YOUR GOAL ::
Nothing should differ between your answer and the records.

AVAILABLE DATA ::
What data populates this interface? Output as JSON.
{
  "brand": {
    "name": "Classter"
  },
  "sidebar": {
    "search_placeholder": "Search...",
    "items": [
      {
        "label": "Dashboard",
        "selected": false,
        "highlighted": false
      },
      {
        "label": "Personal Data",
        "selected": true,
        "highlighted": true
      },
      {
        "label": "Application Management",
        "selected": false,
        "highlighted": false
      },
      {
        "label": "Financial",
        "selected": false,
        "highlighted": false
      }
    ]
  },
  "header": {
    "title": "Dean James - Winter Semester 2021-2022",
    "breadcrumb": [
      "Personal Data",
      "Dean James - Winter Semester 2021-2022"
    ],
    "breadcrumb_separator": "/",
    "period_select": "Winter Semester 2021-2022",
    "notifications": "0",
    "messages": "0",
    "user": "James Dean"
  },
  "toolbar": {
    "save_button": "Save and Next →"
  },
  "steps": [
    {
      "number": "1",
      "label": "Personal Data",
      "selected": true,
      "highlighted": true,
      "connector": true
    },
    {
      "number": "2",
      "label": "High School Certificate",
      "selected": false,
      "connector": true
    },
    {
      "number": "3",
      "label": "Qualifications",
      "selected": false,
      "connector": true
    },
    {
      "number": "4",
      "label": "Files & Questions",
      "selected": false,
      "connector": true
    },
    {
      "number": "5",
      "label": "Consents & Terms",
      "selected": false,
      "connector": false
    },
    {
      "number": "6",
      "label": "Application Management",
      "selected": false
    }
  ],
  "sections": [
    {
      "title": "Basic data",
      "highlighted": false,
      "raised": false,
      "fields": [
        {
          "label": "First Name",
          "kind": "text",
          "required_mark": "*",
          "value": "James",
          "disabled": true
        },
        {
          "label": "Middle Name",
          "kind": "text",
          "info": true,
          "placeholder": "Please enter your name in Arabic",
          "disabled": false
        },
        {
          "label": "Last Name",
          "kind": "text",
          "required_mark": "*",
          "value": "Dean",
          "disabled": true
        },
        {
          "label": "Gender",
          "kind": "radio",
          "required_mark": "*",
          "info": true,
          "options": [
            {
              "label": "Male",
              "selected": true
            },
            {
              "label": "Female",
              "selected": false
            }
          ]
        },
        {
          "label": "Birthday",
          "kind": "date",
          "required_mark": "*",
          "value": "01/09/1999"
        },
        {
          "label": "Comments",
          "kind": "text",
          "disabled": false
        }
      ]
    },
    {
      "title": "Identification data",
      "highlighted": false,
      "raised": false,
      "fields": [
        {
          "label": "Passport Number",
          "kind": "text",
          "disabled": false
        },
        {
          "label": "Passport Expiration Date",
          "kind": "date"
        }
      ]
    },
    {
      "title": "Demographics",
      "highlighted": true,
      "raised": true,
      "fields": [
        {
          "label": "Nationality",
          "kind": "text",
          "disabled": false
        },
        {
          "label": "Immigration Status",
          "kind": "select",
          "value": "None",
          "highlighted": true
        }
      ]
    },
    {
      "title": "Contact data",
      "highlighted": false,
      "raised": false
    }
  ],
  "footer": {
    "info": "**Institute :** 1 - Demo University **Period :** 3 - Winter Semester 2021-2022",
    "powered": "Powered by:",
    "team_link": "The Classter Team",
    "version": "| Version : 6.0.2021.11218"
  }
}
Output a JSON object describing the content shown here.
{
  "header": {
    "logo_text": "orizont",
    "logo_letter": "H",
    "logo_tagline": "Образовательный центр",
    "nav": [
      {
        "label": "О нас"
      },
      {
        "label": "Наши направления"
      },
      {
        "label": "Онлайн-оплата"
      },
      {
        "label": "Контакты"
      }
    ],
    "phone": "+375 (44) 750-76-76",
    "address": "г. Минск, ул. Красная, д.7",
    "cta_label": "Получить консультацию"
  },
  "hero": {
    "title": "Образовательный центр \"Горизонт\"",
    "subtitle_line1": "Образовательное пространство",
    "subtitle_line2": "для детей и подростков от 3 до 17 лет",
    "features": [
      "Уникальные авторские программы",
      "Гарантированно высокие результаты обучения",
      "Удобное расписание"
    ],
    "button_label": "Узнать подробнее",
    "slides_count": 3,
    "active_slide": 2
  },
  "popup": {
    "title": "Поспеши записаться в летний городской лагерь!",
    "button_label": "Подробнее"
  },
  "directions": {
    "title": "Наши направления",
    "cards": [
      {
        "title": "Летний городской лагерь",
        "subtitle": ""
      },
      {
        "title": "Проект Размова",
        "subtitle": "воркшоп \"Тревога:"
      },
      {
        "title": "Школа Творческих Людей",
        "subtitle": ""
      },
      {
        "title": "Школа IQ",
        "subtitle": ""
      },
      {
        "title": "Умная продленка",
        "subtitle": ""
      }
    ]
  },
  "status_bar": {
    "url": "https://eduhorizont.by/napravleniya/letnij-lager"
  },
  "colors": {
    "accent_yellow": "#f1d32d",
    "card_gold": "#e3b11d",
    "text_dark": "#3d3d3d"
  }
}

FINISHED EXERCISE ::
What data populates this interface? Output as JSON.
{
  "brand": {
    "name": "Classter"
  },
  "sidebar": {
    "search_placeholder": "Search...",
    "items": [
      {
        "label": "Dashboard",
        "selected": false,
        "highlighted": false
      },
      {
        "label": "Personal Data",
        "selected": true,
        "highlighted": true
      },
      {
        "label": "Application Management",
        "selected": false,
        "highlighted": false
      },
      {
        "label": "Financial",
        "selected": false,
        "highlighted": false
      }
    ]
  },
  "header": {
    "title": "Dean James - Winter Semester 2021-2022",
    "breadcrumb": [
      "Personal Data",
      "Dean James - Winter Semester 2021-2022"
    ],
    "breadcrumb_separator": "/",
    "period_select": "Winter Semester 2021-2022",
    "notifications": "0",
    "messages": "0",
    "user": "James Dean"
  },
  "toolbar": {
    "save_button": "Save and Next →"
  },
  "steps": [
    {
      "number": "1",
      "label": "Personal Data",
      "selected": true,
      "highlighted": true,
      "connector": true
    },
    {
      "number": "2",
      "label": "High School Certificate",
      "selected": false,
      "connector": true
    },
    {
      "number": "3",
      "label": "Qualifications",
      "selected": false,
      "connector": true
    },
    {
      "number": "4",
      "label": "Files & Questions",
      "selected": false,
      "connector": true
    },
    {
      "number": "5",
      "label": "Consents & Terms",
      "selected": false,
      "connector": false
    },
    {
      "number": "6",
      "label": "Application Management",
      "selected": false
    }
  ],
  "sections": [
    {
      "title": "Basic data",
      "highlighted": false,
      "raised": false,
      "fields": [
        {
          "label": "First Name",
          "kind": "text",
          "required_mark": "*",
          "value": "James",
          "disabled": true
        },
        {
          "label": "Middle Name",
          "kind": "text",
          "info": true,
          "placeholder": "Please enter your name in Arabic",
          "disabled": false
        },
        {
          "label": "Last Name",
          "kind": "text",
          "required_mark": "*",
          "value": "Dean",
          "disabled": true
        },
        {
          "label": "Gender",
          "kind": "radio",
          "required_mark": "*",
          "info": true,
          "options": [
            {
              "label": "Male",
              "selected": true
            },
            {
              "label": "Female",
              "selected": false
            }
          ]
        },
        {
          "label": "Birthday",
          "kind": "date",
          "required_mark": "*",
          "value": "01/09/1999"
        },
        {
          "label": "Comments",
          "kind": "text",
          "disabled": false
        }
      ]
    },
    {
      "title": "Identification data",
      "highlighted": false,
      "raised": false,
      "fields": [
        {
          "label": "Passport Number",
          "kind": "text",
          "disabled": false
        },
        {
          "label": "Passport Expiration Date",
          "kind": "date"
        }
      ]
    },
    {
      "title": "Demographics",
      "highlighted": true,
      "raised": true,
      "fields": [
        {
          "label": "Nationality",
          "kind": "text",
          "disabled": false
        },
        {
          "label": "Immigration Status",
          "kind": "select",
          "value": "None",
          "highlighted": true
        }
      ]
    },
    {
      "title": "Contact data",
      "highlighted": false,
      "raised": false
    }
  ],
  "footer": {
    "info": "**Institute :** 1 - Demo University **Period :** 3 - Winter Semester 2021-2022",
    "powered": "Powered by:",
    "team_link": "The Classter Team",
    "version": "| Version : 6.0.2021.11218"
  }
}
Output a JSON object describing the content shown here.
{
  "header": {
    "logo_text": "orizont",
    "logo_letter": "H",
    "logo_tagline": "Образовательный центр",
    "nav": [
      {
        "label": "О нас"
      },
      {
        "label": "Наши направления"
      },
      {
        "label": "Онлайн-оплата"
      },
      {
        "label": "Контакты"
      }
    ],
    "phone": "+375 (44) 750-76-76",
    "address": "г. Минск, ул. Красная, д.7",
    "cta_label": "Получить консультацию"
  },
  "hero": {
    "title": "Образовательный центр \"Горизонт\"",
    "subtitle_line1": "Образовательное пространство",
    "subtitle_line2": "для детей и подростков от 3 до 17 лет",
    "features": [
      "Уникальные авторские программы",
      "Гарантированно высокие результаты обучения",
      "Удобное расписание"
    ],
    "button_label": "Узнать подробнее",
    "slides_count": 3,
    "active_slide": 2
  },
  "popup": {
    "title": "Поспеши записаться в летний городской лагерь!",
    "button_label": "Подробнее"
  },
  "directions": {
    "title": "Наши направления",
    "cards": [
      {
        "title": "Летний городской лагерь",
        "subtitle": ""
      },
      {
        "title": "Проект Размова",
        "subtitle": "воркшоп \"Тревога:"
      },
      {
        "title": "Школа Творческих Людей",
        "subtitle": ""
      },
      {
        "title": "Школа IQ",
        "subtitle": ""
      },
      {
        "title": "Умная продленка",
        "subtitle": ""
      }
    ]
  },
  "status_bar": {
    "url": "https://eduhorizont.by/napravleniya/letnij-lager"
  },
  "colors": {
    "accent_yellow": "#f1d32d",
    "card_gold": "#e3b11d",
    "text_dark": "#3d3d3d"
  }
}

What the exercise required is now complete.